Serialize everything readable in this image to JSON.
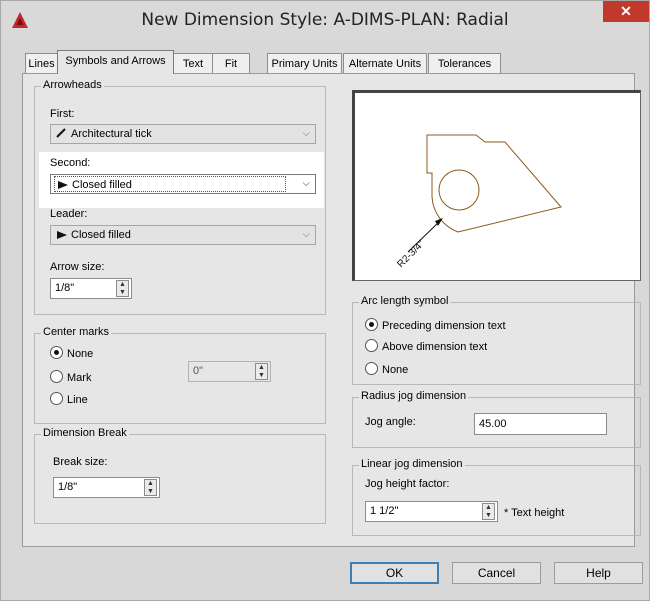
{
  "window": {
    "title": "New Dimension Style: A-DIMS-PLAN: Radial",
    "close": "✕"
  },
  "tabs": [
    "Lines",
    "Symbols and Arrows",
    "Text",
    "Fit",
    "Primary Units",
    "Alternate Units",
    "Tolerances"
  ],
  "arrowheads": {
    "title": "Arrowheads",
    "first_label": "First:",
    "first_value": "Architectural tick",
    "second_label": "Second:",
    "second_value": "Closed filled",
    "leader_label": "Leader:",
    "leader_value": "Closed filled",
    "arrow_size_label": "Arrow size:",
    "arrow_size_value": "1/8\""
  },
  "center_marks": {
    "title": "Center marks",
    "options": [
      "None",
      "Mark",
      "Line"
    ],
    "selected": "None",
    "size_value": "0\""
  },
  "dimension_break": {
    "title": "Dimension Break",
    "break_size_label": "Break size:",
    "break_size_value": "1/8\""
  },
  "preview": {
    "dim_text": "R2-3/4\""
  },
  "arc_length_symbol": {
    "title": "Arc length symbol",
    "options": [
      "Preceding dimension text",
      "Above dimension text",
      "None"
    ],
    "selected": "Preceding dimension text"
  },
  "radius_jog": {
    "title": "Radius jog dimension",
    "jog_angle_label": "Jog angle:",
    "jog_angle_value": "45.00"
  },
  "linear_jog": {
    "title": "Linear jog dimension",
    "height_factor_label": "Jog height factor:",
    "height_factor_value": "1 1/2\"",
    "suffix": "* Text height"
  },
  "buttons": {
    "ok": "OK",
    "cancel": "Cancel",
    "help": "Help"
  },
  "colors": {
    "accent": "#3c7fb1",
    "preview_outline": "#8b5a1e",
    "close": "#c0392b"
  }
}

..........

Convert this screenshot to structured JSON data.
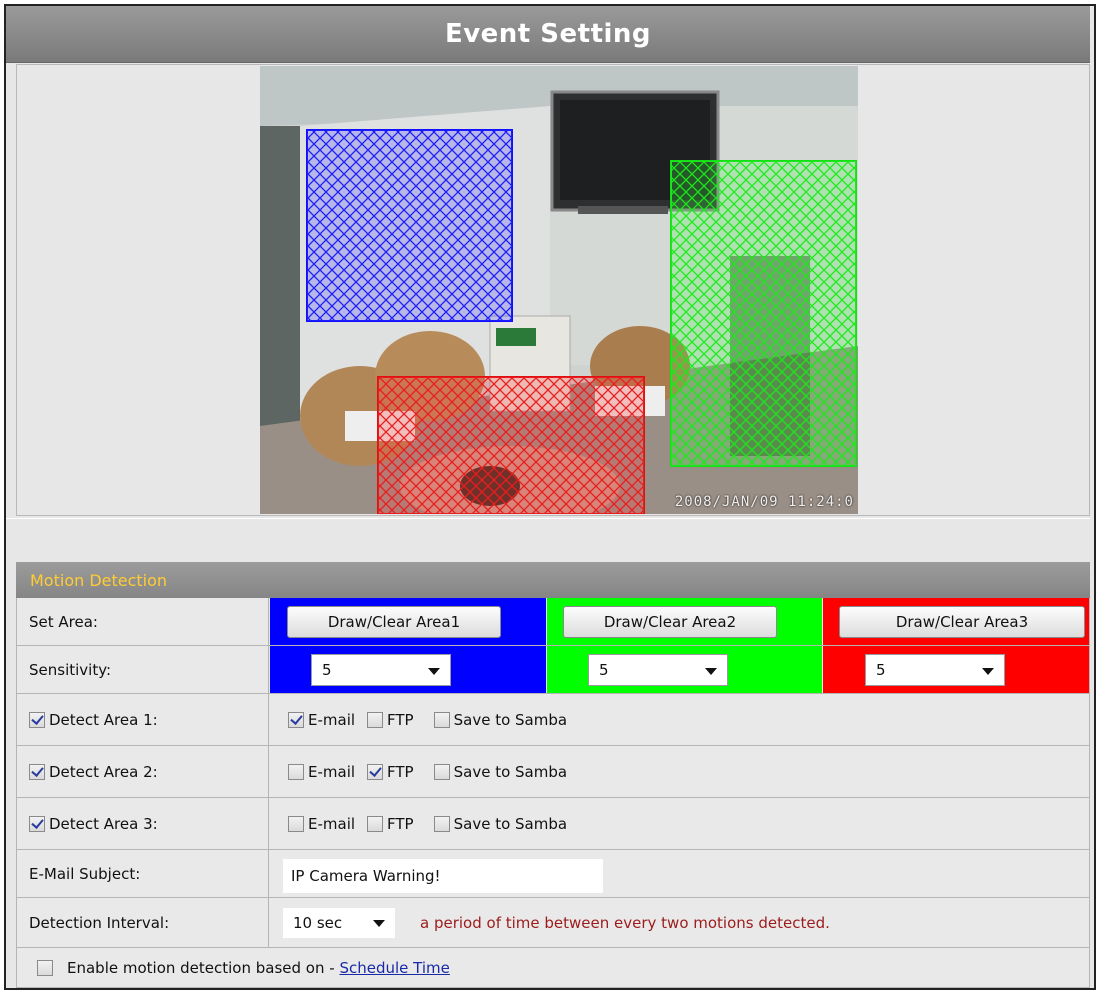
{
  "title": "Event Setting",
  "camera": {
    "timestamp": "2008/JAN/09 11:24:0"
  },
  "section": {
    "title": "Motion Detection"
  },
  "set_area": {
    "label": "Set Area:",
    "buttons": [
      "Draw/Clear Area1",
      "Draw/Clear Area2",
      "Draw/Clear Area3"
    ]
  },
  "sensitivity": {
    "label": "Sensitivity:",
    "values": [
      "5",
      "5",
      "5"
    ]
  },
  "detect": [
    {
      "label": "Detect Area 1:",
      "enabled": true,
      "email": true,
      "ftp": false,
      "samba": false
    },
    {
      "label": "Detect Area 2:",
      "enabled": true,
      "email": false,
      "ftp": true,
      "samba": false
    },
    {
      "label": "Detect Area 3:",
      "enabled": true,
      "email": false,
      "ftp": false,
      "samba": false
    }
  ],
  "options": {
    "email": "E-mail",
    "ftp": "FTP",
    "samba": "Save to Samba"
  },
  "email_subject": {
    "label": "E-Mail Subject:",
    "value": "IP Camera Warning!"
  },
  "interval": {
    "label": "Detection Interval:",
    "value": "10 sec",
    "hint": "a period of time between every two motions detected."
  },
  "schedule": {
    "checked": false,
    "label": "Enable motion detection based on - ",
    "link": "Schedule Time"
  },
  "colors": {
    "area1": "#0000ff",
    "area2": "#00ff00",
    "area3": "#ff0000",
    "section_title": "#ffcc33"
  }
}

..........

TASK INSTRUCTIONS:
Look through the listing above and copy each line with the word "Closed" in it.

SOLUTION TO THE EXERCISE:
    "second_value": "Closed filled",
    "leader_value": "Closed filled",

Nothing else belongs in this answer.